September 8, 2004: The Drew Carey Show (1995-2004).  This program was all about setting: the sprawling Winfred-Lauder Department Store in downtown Cleveland, where Drew worked as a middle-management drudge, Mr. Wick as head of personnel, and Mimi as his secretary.

So how to handle the last season: end the department store, drop some of the characters, and give the others nonsensical new jobs at a new store. Oh, and have Drew and Mimi live together, raising a 10-year old boy who was a baby last season.



May 18, 2006: Will and Grace (1998-2006).  After endless seasons of proclaiming that gay men are really women, that gay men all have sex with women,  that gay people simply do not exist, Will and Grace went out with a bang: Will and his cop beau adopt a daughter, Grace and her husband gave birth to a son, and twenty years later, the son and daughter marry.

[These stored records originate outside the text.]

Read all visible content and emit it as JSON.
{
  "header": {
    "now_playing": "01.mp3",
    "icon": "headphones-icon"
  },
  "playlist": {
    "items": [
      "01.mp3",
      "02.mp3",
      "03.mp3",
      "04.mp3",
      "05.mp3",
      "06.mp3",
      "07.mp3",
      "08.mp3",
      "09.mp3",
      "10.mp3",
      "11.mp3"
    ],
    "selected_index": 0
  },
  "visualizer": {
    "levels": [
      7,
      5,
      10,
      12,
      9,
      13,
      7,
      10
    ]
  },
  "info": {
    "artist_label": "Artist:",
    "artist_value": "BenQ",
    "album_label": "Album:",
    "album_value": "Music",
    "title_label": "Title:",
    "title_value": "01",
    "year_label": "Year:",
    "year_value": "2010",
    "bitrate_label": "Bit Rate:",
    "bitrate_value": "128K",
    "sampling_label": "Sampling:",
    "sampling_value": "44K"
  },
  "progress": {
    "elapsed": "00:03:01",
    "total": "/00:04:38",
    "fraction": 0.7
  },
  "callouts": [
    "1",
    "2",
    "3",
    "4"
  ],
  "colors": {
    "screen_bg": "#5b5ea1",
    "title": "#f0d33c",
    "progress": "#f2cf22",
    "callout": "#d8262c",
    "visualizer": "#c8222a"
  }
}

Whatever momentary glitch being gay caused in the cosmic order, it has been resolved with a man and a woman gazing into each other's eyes forever.




May 20, 2010: Lost (2004-2010).  For five seasons, we were told that the crash survivors facing paranormal peril on a crazy island weren't in Purgatory.  Well, guess what -- they are.  Well, actually, in an alternate world where they forget that they were ever on the island, until they are reminded.  Then they get back together and go into the light.

And Vincent the Dog dies.